Box joints are a simplified version of dovetails. Instead of interlocking rhomboidal pins and tails, box joints connect two boards through square or rectangular teeth cut into the board ends.

It’s not as attractive or strong as a dovetail joint because the square shape doesn’t resist pulling force in the same way. However, it is a sturdy joint that requires no fasteners or glue. 

Box joint edge of wood

Mortise and Tenon Joints

A mortise is a recess cut into a piece of wood. A tenon is a square or rectangular protrusion carved out of the end of a board. These joints are not recommended for beginners, as they require a high level of precision. However, mortise and tenons joints are the strongest corner joint

Miter Corners

To make miter corners, the ends of the boards are cut at an angle other than 90 degrees. They hide the end grain of the wood and make a more attractive joint than traditional butt joints. 

Also see how to join two boards together lengthwise for other projects.

Conclusion

Joints are used to create corners or wider planks out of two pieces of wood. Simple joints can be achieved with wood glue. More complicated joints are usually stronger. There are many different kinds of wood joints, including; butt, biscuit, tongue and groove, dovetail, mortise and tenon, and box joints.

Ellenkate grew up on job sites run by her family’s construction company. She earned her theater degree from The Hartt School, a prestigious performing arts conservatory in Connecticut.

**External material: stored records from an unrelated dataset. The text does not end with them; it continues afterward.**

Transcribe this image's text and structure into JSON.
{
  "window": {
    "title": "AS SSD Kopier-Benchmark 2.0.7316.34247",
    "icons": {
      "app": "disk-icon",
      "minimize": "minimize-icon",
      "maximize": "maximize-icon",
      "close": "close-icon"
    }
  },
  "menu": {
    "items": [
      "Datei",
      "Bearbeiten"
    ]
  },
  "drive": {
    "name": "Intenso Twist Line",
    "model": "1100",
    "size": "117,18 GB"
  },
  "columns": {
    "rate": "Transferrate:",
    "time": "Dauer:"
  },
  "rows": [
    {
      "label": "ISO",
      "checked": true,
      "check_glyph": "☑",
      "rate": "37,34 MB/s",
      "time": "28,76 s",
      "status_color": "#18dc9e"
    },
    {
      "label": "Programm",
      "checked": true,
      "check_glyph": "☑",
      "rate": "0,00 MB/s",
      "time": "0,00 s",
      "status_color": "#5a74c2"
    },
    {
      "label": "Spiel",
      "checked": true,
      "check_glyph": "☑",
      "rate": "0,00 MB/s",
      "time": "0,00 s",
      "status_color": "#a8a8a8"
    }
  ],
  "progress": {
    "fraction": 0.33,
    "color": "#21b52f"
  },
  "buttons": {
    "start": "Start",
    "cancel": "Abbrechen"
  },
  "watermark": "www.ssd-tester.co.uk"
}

Her design and DIY work from her Chicago loft was featured in the Chicago Reader and on Apartment Therapy.